Problem details
Pull every line containing "Post" from the entries.
_ _ _ _
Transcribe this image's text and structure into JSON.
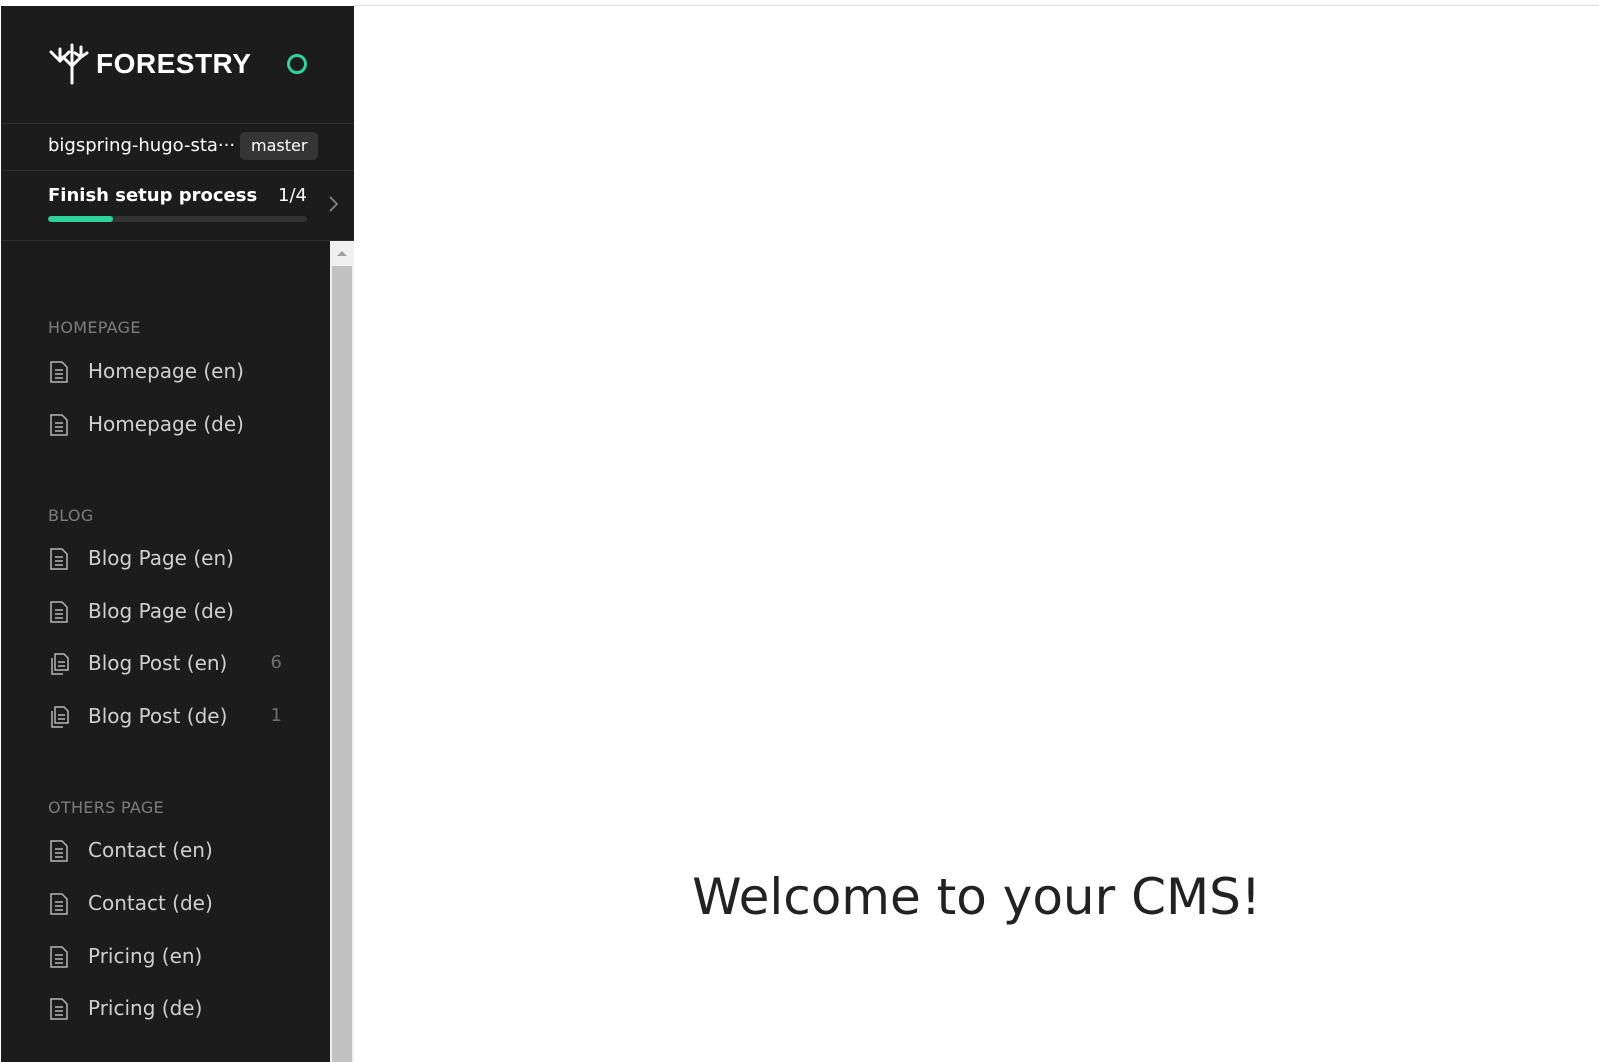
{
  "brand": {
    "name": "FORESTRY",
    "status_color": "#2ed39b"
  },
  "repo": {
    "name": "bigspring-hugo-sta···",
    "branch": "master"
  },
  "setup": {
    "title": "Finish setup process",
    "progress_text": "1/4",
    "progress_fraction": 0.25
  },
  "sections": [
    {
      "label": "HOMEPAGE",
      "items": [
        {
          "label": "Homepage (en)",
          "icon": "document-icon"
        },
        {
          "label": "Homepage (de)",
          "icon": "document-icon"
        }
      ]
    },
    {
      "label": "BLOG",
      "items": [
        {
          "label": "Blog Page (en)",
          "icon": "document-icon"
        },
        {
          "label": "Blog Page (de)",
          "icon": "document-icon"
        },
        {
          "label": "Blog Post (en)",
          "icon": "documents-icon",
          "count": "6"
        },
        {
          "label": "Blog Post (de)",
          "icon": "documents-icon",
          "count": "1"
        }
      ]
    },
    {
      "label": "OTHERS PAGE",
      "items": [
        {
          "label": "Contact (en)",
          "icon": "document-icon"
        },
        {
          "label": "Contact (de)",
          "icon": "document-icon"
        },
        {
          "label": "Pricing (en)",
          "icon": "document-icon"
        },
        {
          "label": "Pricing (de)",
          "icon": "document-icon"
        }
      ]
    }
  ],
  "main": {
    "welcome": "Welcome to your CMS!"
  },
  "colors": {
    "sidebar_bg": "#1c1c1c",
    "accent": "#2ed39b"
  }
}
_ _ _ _
Solution to this exercise
          "label": "Blog Post (en)",
          "label": "Blog Post (de)",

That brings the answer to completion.